(Interface dataset entries)
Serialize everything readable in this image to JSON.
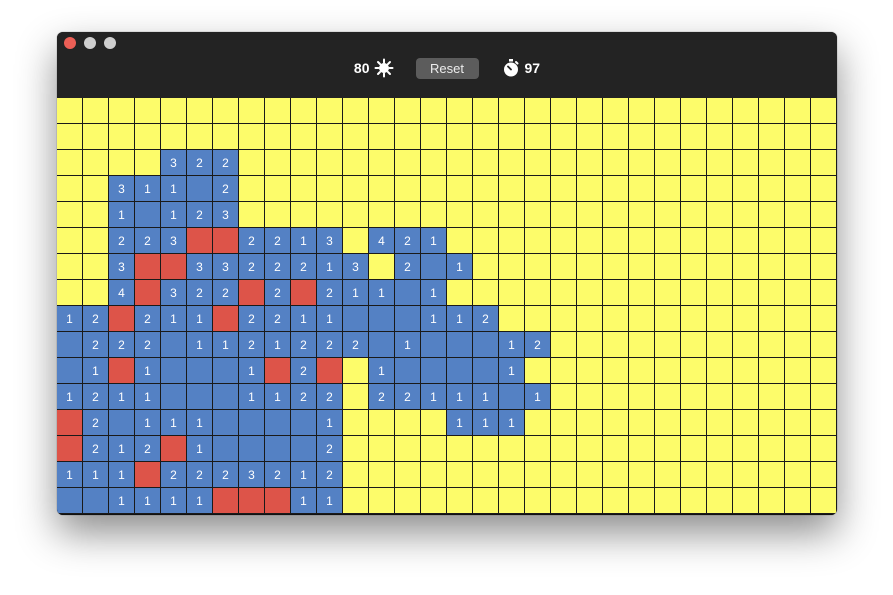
{
  "header": {
    "mines_remaining": "80",
    "mine_icon": "sun-mine-icon",
    "reset_label": "Reset",
    "timer_icon": "stopwatch-icon",
    "timer_value": "97"
  },
  "colors": {
    "hidden": "#fdfc6a",
    "revealed": "#5481c4",
    "flagged": "#dd5449",
    "titlebar": "#232323",
    "reset_button": "#5c5c5c"
  },
  "board": {
    "columns": 30,
    "rows": [
      "hhhhhhhhhhhhhhhhhhhhhhhhhhhhhh",
      "hhhhhhhhhhhhhhhhhhhhhhhhhhhhhh",
      "hhhh322hhhhhhhhhhhhhhhhhhhhhhh",
      "hh311.2hhhhhhhhhhhhhhhhhhhhhhh",
      "hh1.123hhhhhhhhhhhhhhhhhhhhhhh",
      "hh223FF2213h421hhhhhhhhhhhhhhh",
      "hh3FF3322213h2.1hhhhhhhhhhhhhh",
      "hh4F322F2F211.1hhhhhhhhhhhhhhh",
      "12F211F2211...112hhhhhhhhhhhhh",
      ".222.1121222.1...12hhhhhhhhhhh",
      ".1F1...1F2Fh1....1hhhhhhhhhhhh",
      "1211...1122h22111.1hhhhhhhhhhh",
      "F2.111....1hhhh111hhhhhhhhhhhh",
      "F212F1....2hhhhhhhhhhhhhhhhhhh",
      "111F2223212hhhhhhhhhhhhhhhhhhh",
      "..1111FFF11hhhhhhhhhhhhhhhhhhh"
    ]
  }
}
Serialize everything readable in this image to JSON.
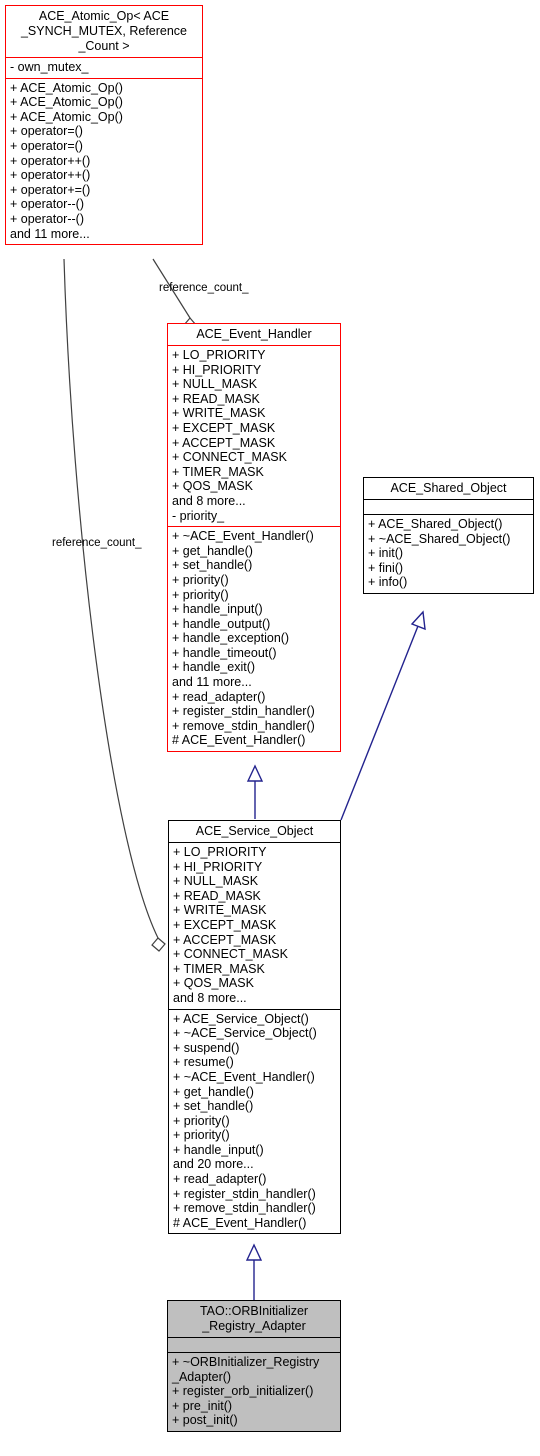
{
  "diagram": {
    "type": "uml-class-diagram",
    "background": "#ffffff",
    "colors": {
      "highlight_border": "#ff0000",
      "normal_border": "#000000",
      "inheritance_edge": "#23238e",
      "aggregation_edge": "#404040",
      "focus_fill": "#bfbfbf"
    }
  },
  "classes": {
    "atomic_op": {
      "title_lines": [
        "ACE_Atomic_Op< ACE",
        "_SYNCH_MUTEX, Reference",
        "_Count >"
      ],
      "attributes": [
        "- own_mutex_"
      ],
      "operations": [
        "+ ACE_Atomic_Op()",
        "+ ACE_Atomic_Op()",
        "+ ACE_Atomic_Op()",
        "+ operator=()",
        "+ operator=()",
        "+ operator++()",
        "+ operator++()",
        "+ operator+=()",
        "+ operator--()",
        "+ operator--()",
        "and 11 more..."
      ]
    },
    "event_handler": {
      "title_lines": [
        "ACE_Event_Handler"
      ],
      "attributes": [
        "+ LO_PRIORITY",
        "+ HI_PRIORITY",
        "+ NULL_MASK",
        "+ READ_MASK",
        "+ WRITE_MASK",
        "+ EXCEPT_MASK",
        "+ ACCEPT_MASK",
        "+ CONNECT_MASK",
        "+ TIMER_MASK",
        "+ QOS_MASK",
        "and 8 more...",
        "- priority_"
      ],
      "operations": [
        "+ ~ACE_Event_Handler()",
        "+ get_handle()",
        "+ set_handle()",
        "+ priority()",
        "+ priority()",
        "+ handle_input()",
        "+ handle_output()",
        "+ handle_exception()",
        "+ handle_timeout()",
        "+ handle_exit()",
        "and 11 more...",
        "+ read_adapter()",
        "+ register_stdin_handler()",
        "+ remove_stdin_handler()",
        "# ACE_Event_Handler()"
      ]
    },
    "shared_object": {
      "title_lines": [
        "ACE_Shared_Object"
      ],
      "attributes": [],
      "operations": [
        "+ ACE_Shared_Object()",
        "+ ~ACE_Shared_Object()",
        "+ init()",
        "+ fini()",
        "+ info()"
      ]
    },
    "service_object": {
      "title_lines": [
        "ACE_Service_Object"
      ],
      "attributes": [
        "+ LO_PRIORITY",
        "+ HI_PRIORITY",
        "+ NULL_MASK",
        "+ READ_MASK",
        "+ WRITE_MASK",
        "+ EXCEPT_MASK",
        "+ ACCEPT_MASK",
        "+ CONNECT_MASK",
        "+ TIMER_MASK",
        "+ QOS_MASK",
        "and 8 more..."
      ],
      "operations": [
        "+ ACE_Service_Object()",
        "+ ~ACE_Service_Object()",
        "+ suspend()",
        "+ resume()",
        "+ ~ACE_Event_Handler()",
        "+ get_handle()",
        "+ set_handle()",
        "+ priority()",
        "+ priority()",
        "+ handle_input()",
        "and 20 more...",
        "+ read_adapter()",
        "+ register_stdin_handler()",
        "+ remove_stdin_handler()",
        "# ACE_Event_Handler()"
      ]
    },
    "orbinitializer_registry_adapter": {
      "title_lines": [
        "TAO::ORBInitializer",
        "_Registry_Adapter"
      ],
      "attributes": [],
      "operations": [
        "+ ~ORBInitializer_Registry\n_Adapter()",
        "+ register_orb_initializer()",
        "+ pre_init()",
        "+ post_init()"
      ]
    }
  },
  "edges": {
    "aggregation_to_event_handler_label": "reference_count_",
    "aggregation_to_service_object_label": "reference_count_"
  }
}
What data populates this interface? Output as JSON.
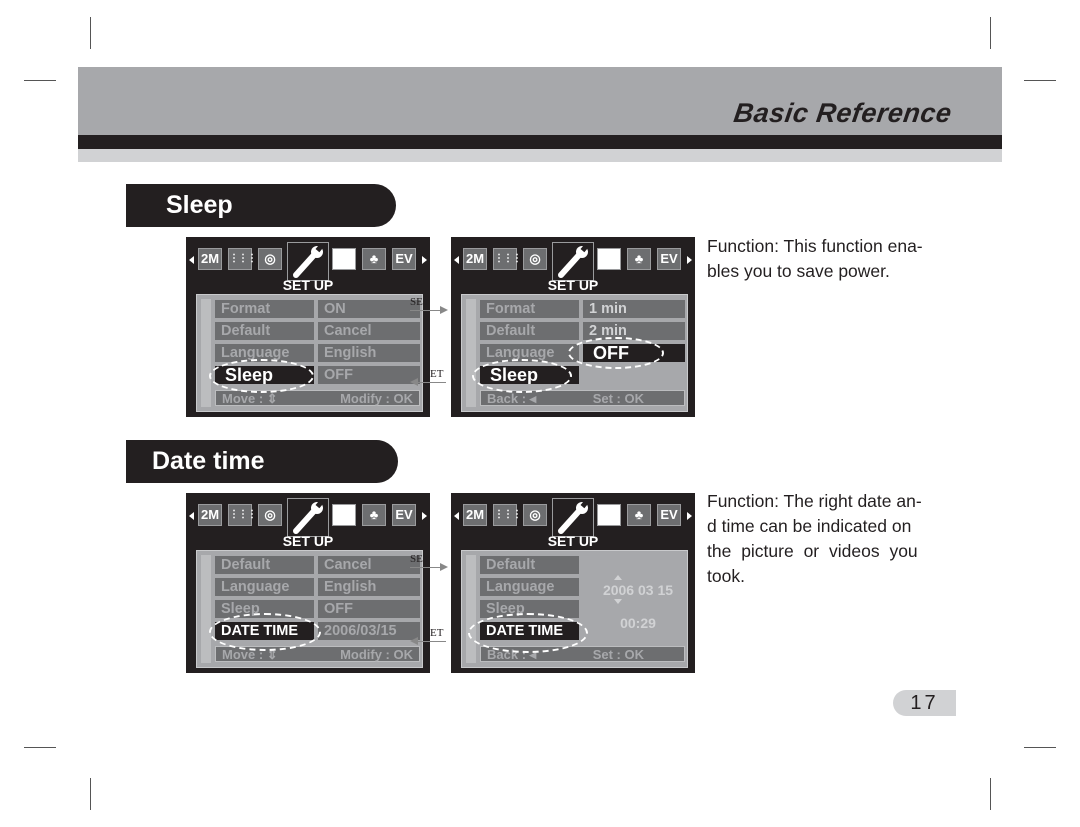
{
  "header": {
    "title": "Basic Reference"
  },
  "sections": [
    {
      "title": "Sleep",
      "description": "Function: This function ena-bles you to save power.",
      "description_lines": [
        "Function: This function ena-",
        "bles you to save power."
      ],
      "screens": [
        {
          "title": "SET UP",
          "rows": [
            {
              "label": "Format",
              "value": "ON"
            },
            {
              "label": "Default",
              "value": "Cancel"
            },
            {
              "label": "Language",
              "value": "English"
            },
            {
              "label": "Sleep",
              "value": "OFF",
              "selected": true
            }
          ],
          "footer_left": "Move : ⇕",
          "footer_right": "Modify : OK"
        },
        {
          "title": "SET UP",
          "rows": [
            {
              "label": "Format",
              "value": "1 min"
            },
            {
              "label": "Default",
              "value": "2 min"
            },
            {
              "label": "Language",
              "value": "OFF",
              "selected_value": true
            },
            {
              "label": "Sleep",
              "selected": true
            }
          ],
          "footer_left": "Back : ◂",
          "footer_right": "Set : OK"
        }
      ]
    },
    {
      "title": "Date time",
      "description_lines": [
        "Function: The right date an-",
        "d time can be indicated on",
        "the picture or videos you",
        "took."
      ],
      "screens": [
        {
          "title": "SET UP",
          "rows": [
            {
              "label": "Default",
              "value": "Cancel"
            },
            {
              "label": "Language",
              "value": "English"
            },
            {
              "label": "Sleep",
              "value": "OFF"
            },
            {
              "label": "DATE TIME",
              "value": "2006/03/15",
              "selected": true
            }
          ],
          "footer_left": "Move : ⇕",
          "footer_right": "Modify : OK"
        },
        {
          "title": "SET UP",
          "rows": [
            {
              "label": "Default"
            },
            {
              "label": "Language"
            },
            {
              "label": "Sleep"
            },
            {
              "label": "DATE TIME",
              "selected": true
            }
          ],
          "date_value": "2006 03 15",
          "time_value": "00:29",
          "footer_left": "Back : ◂",
          "footer_right": "Set : OK"
        }
      ]
    }
  ],
  "iconbar": {
    "resolution": "2M",
    "ev": "EV"
  },
  "flow": {
    "set_top": "SET",
    "set_bottom": "ET"
  },
  "page_number": "17"
}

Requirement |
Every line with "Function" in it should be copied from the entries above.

Result of the task |
      "description": "Function: This function ena-bles you to save power.",
        "Function: This function ena-",
        "Function: The right date an-",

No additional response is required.